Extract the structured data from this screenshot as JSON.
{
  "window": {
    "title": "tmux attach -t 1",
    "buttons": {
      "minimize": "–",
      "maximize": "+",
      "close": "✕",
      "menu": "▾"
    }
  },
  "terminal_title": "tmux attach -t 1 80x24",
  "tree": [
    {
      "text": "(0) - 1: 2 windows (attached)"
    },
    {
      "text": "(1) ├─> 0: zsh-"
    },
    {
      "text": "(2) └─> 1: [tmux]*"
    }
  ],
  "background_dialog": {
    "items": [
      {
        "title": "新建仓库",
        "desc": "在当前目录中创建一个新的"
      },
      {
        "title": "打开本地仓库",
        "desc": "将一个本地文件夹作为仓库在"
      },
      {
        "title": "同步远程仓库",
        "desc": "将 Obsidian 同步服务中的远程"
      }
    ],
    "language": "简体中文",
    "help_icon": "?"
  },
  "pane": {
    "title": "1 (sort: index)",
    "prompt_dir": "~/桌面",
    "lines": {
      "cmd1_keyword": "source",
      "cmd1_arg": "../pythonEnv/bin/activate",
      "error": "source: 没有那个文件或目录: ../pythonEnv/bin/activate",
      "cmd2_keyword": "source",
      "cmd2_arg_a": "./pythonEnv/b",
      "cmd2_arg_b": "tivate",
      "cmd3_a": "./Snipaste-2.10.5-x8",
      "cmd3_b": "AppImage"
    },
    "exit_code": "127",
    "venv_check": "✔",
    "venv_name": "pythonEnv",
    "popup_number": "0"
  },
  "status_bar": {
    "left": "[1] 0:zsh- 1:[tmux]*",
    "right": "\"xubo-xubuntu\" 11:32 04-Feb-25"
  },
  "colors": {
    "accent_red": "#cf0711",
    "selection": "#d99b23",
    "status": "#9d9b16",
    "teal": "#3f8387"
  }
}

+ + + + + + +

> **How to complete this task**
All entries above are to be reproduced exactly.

> **Task output**
Extract the structured data from this screenshot as JSON.
{
  "window": {
    "title": "tmux attach -t 1",
    "buttons": {
      "minimize": "–",
      "maximize": "+",
      "close": "✕",
      "menu": "▾"
    }
  },
  "terminal_title": "tmux attach -t 1 80x24",
  "tree": [
    {
      "text": "(0) - 1: 2 windows (attached)"
    },
    {
      "text": "(1) ├─> 0: zsh-"
    },
    {
      "text": "(2) └─> 1: [tmux]*"
    }
  ],
  "background_dialog": {
    "items": [
      {
        "title": "新建仓库",
        "desc": "在当前目录中创建一个新的"
      },
      {
        "title": "打开本地仓库",
        "desc": "将一个本地文件夹作为仓库在"
      },
      {
        "title": "同步远程仓库",
        "desc": "将 Obsidian 同步服务中的远程"
      }
    ],
    "language": "简体中文",
    "help_icon": "?"
  },
  "pane": {
    "title": "1 (sort: index)",
    "prompt_dir": "~/桌面",
    "lines": {
      "cmd1_keyword": "source",
      "cmd1_arg": "../pythonEnv/bin/activate",
      "error": "source: 没有那个文件或目录: ../pythonEnv/bin/activate",
      "cmd2_keyword": "source",
      "cmd2_arg_a": "./pythonEnv/b",
      "cmd2_arg_b": "tivate",
      "cmd3_a": "./Snipaste-2.10.5-x8",
      "cmd3_b": "AppImage"
    },
    "exit_code": "127",
    "venv_check": "✔",
    "venv_name": "pythonEnv",
    "popup_number": "0"
  },
  "status_bar": {
    "left": "[1] 0:zsh- 1:[tmux]*",
    "right": "\"xubo-xubuntu\" 11:32 04-Feb-25"
  },
  "colors": {
    "accent_red": "#cf0711",
    "selection": "#d99b23",
    "status": "#9d9b16",
    "teal": "#3f8387"
  }
}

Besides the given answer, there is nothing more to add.